Yours always sincerely
(‘olla podrida’ – a Spanish stew made of multiple ingredients; a hodge-podge).
Excerpts from ‘The Later Years of Thomas Hardy, 1892 – 1928 by Florence Emily Hardy, relating to Sir Clifford Allbutt:
“May 10 (1893) Spent a scientific evening at the conversazione of the Royal Society, where I talked on the exhibits to Sir R. Quain, Dr. Clifford Allbutt, Humphrey Ward, Bosworth Smith, Sir J Chrichton- Browne, F. & G. Macmillan, Ray Lankester, and others, without (I flatter myself) betraying excessive ignorance in respect of the points in the show.” (p.18)
‘ Hardy attended a dinner a week later (June 1907) given by the Medico-Psychological Society, where he had scientific discussions with Sir James Chrichton-Browne and Sir Clifford Allbutt, and where one of the speakers interested Hardy by saying that all great things were done by ment “who were not at ease.” p.126)
‘ During some of these days (July 1908) he sat to Sir Hubert Herkomer for his portrait, kindly presented to him by the painter. He went on to Cambridge for the Milton celebration, where at the house of his friend Sir Clifford Allbutt he met Mr. Robert Bridges, the Poet-Laureate, for the first time.’ (p.133)
‘In the evening (15 September 1913) he dined in Hall, where “the Master proposed the health of him (Hardy?) who was no longer a guest, but one of the Society, and the day’s proceedings terminated happily.” It was an agreeable evening for Hardy, Mr. A.E. Housman and Sir Clifford Allbutt being present as guests among others of his friends.’ (p.158)
Interestingly Hardy makes no mention in ‘The Life’ of the visit to Camberwell House and there are no letters to Allbutt in The Collected Letters. I have not yet checked with Helen Angear to see if there are any letters from Allbutt to Hardy in the DCM collection.
Sir Thomas Clifford Allbutt, (born July 20,1836, Dewsbury, Yorkshire, Eng.—died Feb. 22, 1925, Cambridge, Cambridgeshire), English physician, the inventor of the short clinical thermometer. His investigations also led to the improved treatment of arterial diseases.

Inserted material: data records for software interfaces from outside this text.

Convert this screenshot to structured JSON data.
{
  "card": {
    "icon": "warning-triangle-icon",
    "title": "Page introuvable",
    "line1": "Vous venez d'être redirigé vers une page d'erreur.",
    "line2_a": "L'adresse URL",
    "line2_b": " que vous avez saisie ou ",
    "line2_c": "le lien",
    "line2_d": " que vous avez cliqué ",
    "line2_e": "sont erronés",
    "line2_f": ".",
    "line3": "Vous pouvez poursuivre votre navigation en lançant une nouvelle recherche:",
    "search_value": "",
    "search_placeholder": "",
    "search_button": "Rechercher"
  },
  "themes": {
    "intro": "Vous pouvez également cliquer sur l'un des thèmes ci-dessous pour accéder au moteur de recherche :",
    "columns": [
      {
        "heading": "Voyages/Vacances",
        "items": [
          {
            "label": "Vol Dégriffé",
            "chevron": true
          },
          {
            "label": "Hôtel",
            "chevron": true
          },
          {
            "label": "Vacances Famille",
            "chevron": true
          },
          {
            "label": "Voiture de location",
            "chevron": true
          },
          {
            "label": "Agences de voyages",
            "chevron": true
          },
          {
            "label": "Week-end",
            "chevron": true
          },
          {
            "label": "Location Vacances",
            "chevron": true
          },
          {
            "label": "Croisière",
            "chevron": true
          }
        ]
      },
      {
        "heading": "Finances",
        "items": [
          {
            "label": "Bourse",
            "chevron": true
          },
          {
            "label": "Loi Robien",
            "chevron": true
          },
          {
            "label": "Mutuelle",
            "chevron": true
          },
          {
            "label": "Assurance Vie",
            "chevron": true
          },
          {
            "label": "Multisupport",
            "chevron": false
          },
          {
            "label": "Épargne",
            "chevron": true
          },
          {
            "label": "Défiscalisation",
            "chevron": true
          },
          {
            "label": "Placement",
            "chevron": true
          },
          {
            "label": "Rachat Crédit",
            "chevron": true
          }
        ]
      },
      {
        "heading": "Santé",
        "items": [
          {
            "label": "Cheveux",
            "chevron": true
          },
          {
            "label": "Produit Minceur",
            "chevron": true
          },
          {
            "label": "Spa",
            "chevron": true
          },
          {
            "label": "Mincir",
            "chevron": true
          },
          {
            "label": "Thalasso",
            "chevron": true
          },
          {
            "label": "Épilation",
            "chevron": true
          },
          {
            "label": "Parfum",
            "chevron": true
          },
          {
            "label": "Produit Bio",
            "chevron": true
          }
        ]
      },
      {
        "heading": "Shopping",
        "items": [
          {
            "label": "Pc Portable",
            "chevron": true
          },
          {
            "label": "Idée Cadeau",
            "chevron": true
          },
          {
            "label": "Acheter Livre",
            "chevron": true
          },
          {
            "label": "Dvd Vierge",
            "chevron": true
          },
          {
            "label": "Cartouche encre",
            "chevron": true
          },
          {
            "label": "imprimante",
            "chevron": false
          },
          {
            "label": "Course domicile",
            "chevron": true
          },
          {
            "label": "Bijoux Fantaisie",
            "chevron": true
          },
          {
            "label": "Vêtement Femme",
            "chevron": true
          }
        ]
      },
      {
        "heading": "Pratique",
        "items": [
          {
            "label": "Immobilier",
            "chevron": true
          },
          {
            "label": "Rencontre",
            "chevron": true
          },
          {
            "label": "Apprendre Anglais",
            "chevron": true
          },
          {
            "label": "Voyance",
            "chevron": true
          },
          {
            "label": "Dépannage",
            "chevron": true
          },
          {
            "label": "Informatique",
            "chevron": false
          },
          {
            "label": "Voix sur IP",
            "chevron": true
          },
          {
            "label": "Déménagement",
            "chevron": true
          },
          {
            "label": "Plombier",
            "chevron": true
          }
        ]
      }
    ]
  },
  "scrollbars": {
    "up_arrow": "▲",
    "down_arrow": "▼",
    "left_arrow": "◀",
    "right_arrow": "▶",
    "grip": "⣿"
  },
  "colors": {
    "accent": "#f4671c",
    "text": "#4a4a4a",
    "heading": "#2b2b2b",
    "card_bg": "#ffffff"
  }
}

During a 28-year practice in Leeds, Allbutt made valuable clinical studies, primarily of arterial and nervous disorders. In 1866 he introduced the modern clinical thermometer, a welcome alternative to the foot-long instrument that required 20 minutes to register a patient’s temperature. In 1871 he published a monograph outlining use of the ophthalmoscope (used to inspect the interior of the eye) as a diagnostic instrument. In 1892 Allbutt became regius professor of physic at the University of Cambridge, where he spent the rest of his career. Continuing his previous work, he postulated that the painful heart condition angina pectoris originates in the aorta (1894).
Allbutt was also a noted medical historian. Two of his most important publications were Diseases of the Arteries, Including Angina Pectoris(1915) and Greek Medicine in Rome (1921). He also edited A System of Medicine, 8 vol. (1896–99). He was knighted in 1907.

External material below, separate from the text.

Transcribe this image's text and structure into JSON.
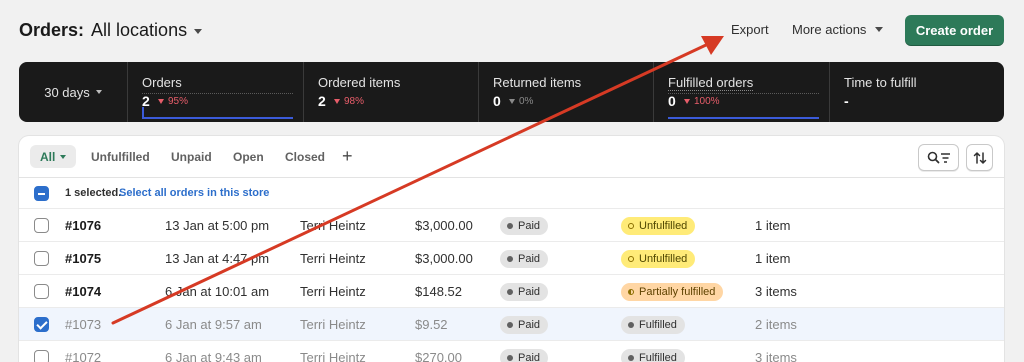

Online Encyclopaedia Britannica (updated Jul 16 2019)
CAMBERWELL HOUSE ASYLUM
Camberwell House Asylum in London first opened in 1846. It remained a private hospital until its closure in 1955. The archive dates from 1846-1920, with gaps.
Camberwell House Lunatic Asylum opened in 1846, accommodating 150 pauper and 12 private patients. By 1878 it was the second largest asylum in London, licensed to accommodate 362 patients. The asylum consisted of three substantial houses built in 1790 and 20 acres of parkland that later included tennis courts and a putting green. In 1919 it dropped the term asylum to become Camberwell House. It remained a private hospital until its closure in 1955.
The archive contains three volumes of patient case books, for over 1000 people, from 1846–1887. There are also two volumes of admissions records for pauper patients from1846-1848 and a Visitors' Book of Commissioners in Lunacy, 1846-1865. A few individual items from the early 20th century include photographs of the grounds, and a book of rules for laundry workers.